|At left is a copy of the Record of Baptisms by Joseph Whiting 1827-1828 Cheshire Congregational Church 1724-1917 Reel #98 Vol. VI p. 17||
History of the University of Michigan pg 33
"At last the murmurings at their delay, which began to be heard in the state, appear to have caused the Regents to hasten the time for opening the University doors. At all events, on July 22, 1841, they took steps to open them the ensuing fall. In August the requirements for admission to the Freshman class were published, and in September the work began. Two Professors had been appointed, Rev. George P. Williams to the Chair of Mathematics and Natural Philosophy, and Rev. Joseph Whiting to the Chair of Languages. Professor Williams had been Principal of the Pontiac Branch, and Professor Whiting of the Niles branch. Their salaries were fixed at $500 annually and a house on the Campus rent free. Only a Freshman class was organized, and this consisted at the first, not of thirty students as the Regents had at one time anticipated, but of six students. Such was the modest beginning."
On September 25, 1841, instruction began at the University of Michigan with
seven students in classes taught by two professors: the Reverend George P.
Williams for mathematics and science, and the Reverend Joseph Whiting for Greek
and Latin. The students were very young. George Pray one of those students wrote
a memoir. Of his 20 or so classmates, the ages of only 12 are known: of these,
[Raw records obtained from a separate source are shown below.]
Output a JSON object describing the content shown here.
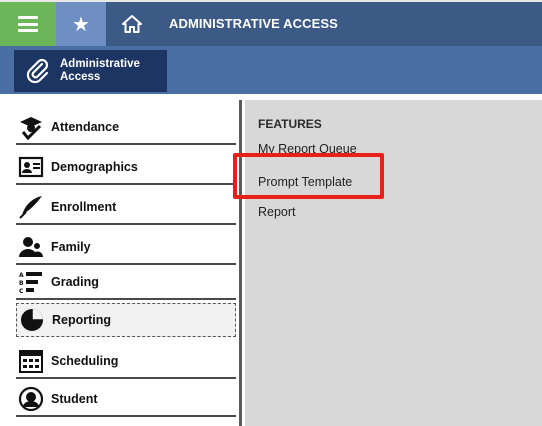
{
  "topbar": {
    "title": "ADMINISTRATIVE ACCESS",
    "menu_icon": "hamburger-icon",
    "favorite_icon": "star-icon",
    "home_icon": "home-icon"
  },
  "module": {
    "label_line1": "Administrative",
    "label_line2": "Access",
    "icon": "paperclip-icon"
  },
  "sidebar": {
    "items": [
      {
        "label": "Attendance",
        "icon": "attendance-icon"
      },
      {
        "label": "Demographics",
        "icon": "id-card-icon"
      },
      {
        "label": "Enrollment",
        "icon": "quill-pen-icon"
      },
      {
        "label": "Family",
        "icon": "family-icon"
      },
      {
        "label": "Grading",
        "icon": "grading-list-icon"
      },
      {
        "label": "Reporting",
        "icon": "pie-chart-icon"
      },
      {
        "label": "Scheduling",
        "icon": "calendar-icon"
      },
      {
        "label": "Student",
        "icon": "student-icon"
      }
    ],
    "active": "Reporting"
  },
  "content": {
    "heading": "FEATURES",
    "links": [
      "My Report Queue",
      "Prompt Template",
      "Report"
    ],
    "highlighted": "Prompt Template"
  },
  "colors": {
    "topbar": "#3b5a86",
    "menu_button": "#6cb558",
    "star_button": "#6f8ec2",
    "secondary_bar": "#4a6fa5",
    "module_tab": "#1c3563",
    "content_bg": "#d8d8d8",
    "highlight": "#e8201a"
  }
}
three were 13 or 14 years old: five, including Pray, were 16, and three were 17
or 18 in 1841.
In the afternoon there was still another recitation or class lecture, and perhaps another lecture on weekday evenings as well. On Saturdays, Pray attended morning assembly, a time when students and faculty came together almost informally. Students used the Saturday assemblies to read or recite humorous pieces, which may have prompted Prof. Joseph Whiting trying to make them into gentlemen as well as scholars to condemn "loud laughing" as "an indication of a vacant mind."
Joseph Whiting died four years later at the age of 45. His widow must have stayed on in the faculty housing for a short time and their oldest son, William Pitt Cleaveland Whiting, was a student at the University of Michigan from 18844-1848. By 1850 the widow and daughters had moved back to Buffalo.
|Ordination in Connecticut Courant Nov 5, 1827|